It may have to do with syndicates, which often raise the price of gas and sellers who sell gas cylinders at Tk1,400 or Tk1,500 instead of the government-set price of Tk1,200.
Despite these barriers, Sheikh Mohammad Younus Iqbal, F4C's country representative, tries to convince the slum residents to save up and buy gas stoves. His task also includes connecting interested users to the sellers and monitoring progress.
We met Ruma in front of her room who was cooking on a large 'kadhai' while holding a toddler on her lap, directly exposing him to the smoke.
She was adamant about not using a gas stove. "It is expensive and we are poor, as you can see," she said, irritated by our questions.
"If you save a small amount of money every day, it will add up to a sufficient amount at the end of the month. With this, you can easily buy the gas stove and we are here to help you out," Younus patiently told Ruma.
She also seemed unaware of pollution from firewood and its impact on children as Younus tried to explain it to her. "It is easier to convince them if I point out the long-run consequences of using firewood," he said.
Our rapidly depleting gas reserves raise the question of the sustainability of F4C's initiative.
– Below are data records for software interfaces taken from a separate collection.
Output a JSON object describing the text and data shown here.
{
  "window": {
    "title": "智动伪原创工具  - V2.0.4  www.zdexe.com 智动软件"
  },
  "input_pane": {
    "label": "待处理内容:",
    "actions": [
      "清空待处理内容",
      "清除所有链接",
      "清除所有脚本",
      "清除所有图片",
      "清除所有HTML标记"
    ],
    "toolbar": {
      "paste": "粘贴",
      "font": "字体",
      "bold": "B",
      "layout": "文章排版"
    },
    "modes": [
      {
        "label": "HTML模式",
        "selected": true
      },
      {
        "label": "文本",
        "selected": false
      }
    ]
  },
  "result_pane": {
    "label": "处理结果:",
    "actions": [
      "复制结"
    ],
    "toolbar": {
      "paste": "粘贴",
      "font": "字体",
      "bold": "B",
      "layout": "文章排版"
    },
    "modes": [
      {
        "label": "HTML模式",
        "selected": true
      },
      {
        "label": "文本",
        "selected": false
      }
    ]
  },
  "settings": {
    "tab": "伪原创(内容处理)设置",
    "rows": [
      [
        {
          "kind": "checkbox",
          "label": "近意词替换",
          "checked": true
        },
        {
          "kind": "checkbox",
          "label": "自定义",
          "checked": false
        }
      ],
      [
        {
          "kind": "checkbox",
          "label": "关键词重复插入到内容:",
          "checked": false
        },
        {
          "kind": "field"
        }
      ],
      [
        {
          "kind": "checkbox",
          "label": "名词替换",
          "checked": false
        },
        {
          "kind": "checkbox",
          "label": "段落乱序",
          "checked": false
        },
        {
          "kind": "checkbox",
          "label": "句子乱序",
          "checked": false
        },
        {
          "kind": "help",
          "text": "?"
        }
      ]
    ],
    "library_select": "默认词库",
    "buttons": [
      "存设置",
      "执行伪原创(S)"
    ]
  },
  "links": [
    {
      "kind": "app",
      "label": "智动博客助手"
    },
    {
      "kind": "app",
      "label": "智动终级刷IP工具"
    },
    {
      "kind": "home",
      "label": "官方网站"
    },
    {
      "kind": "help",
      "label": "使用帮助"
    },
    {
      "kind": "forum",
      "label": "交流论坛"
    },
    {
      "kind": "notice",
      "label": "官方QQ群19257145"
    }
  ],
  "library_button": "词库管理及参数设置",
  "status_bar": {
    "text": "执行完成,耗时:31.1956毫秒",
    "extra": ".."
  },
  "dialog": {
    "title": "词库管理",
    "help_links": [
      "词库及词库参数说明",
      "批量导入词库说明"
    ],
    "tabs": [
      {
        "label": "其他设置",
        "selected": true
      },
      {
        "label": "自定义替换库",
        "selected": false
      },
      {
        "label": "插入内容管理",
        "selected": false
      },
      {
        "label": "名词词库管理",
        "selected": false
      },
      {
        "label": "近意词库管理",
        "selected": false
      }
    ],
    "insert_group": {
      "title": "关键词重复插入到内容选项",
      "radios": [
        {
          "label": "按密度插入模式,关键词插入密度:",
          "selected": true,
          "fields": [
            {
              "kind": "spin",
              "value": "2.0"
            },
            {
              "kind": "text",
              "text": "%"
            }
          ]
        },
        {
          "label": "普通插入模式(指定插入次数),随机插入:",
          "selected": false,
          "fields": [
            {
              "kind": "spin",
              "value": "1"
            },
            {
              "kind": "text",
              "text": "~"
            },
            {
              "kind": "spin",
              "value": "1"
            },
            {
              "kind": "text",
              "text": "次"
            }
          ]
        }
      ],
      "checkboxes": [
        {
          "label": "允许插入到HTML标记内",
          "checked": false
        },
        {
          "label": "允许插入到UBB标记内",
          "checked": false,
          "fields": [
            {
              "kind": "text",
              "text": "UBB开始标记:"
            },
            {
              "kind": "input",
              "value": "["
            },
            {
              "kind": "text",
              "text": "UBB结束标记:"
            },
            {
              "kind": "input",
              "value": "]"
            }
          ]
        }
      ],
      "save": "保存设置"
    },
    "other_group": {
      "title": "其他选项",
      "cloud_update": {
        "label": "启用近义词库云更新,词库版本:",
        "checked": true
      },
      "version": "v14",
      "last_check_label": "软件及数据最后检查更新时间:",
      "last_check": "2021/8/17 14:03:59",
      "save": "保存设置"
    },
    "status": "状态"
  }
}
Using a solar-powered stove is a solution to curb indoor air pollution, but is it included in the organisation's future plans? According to Mark, they are definitely working on finding alternatives.
It is a mammoth task to ensure that, in a slum with a population of over 20,000, everyone gets the opportunity to use cleaner fuel for cooking. But Dr Mark Jones and his team seem undeterred by the barriers.
"It will take time but we will keep going. We will keep working on one slum after the other," he added, positively.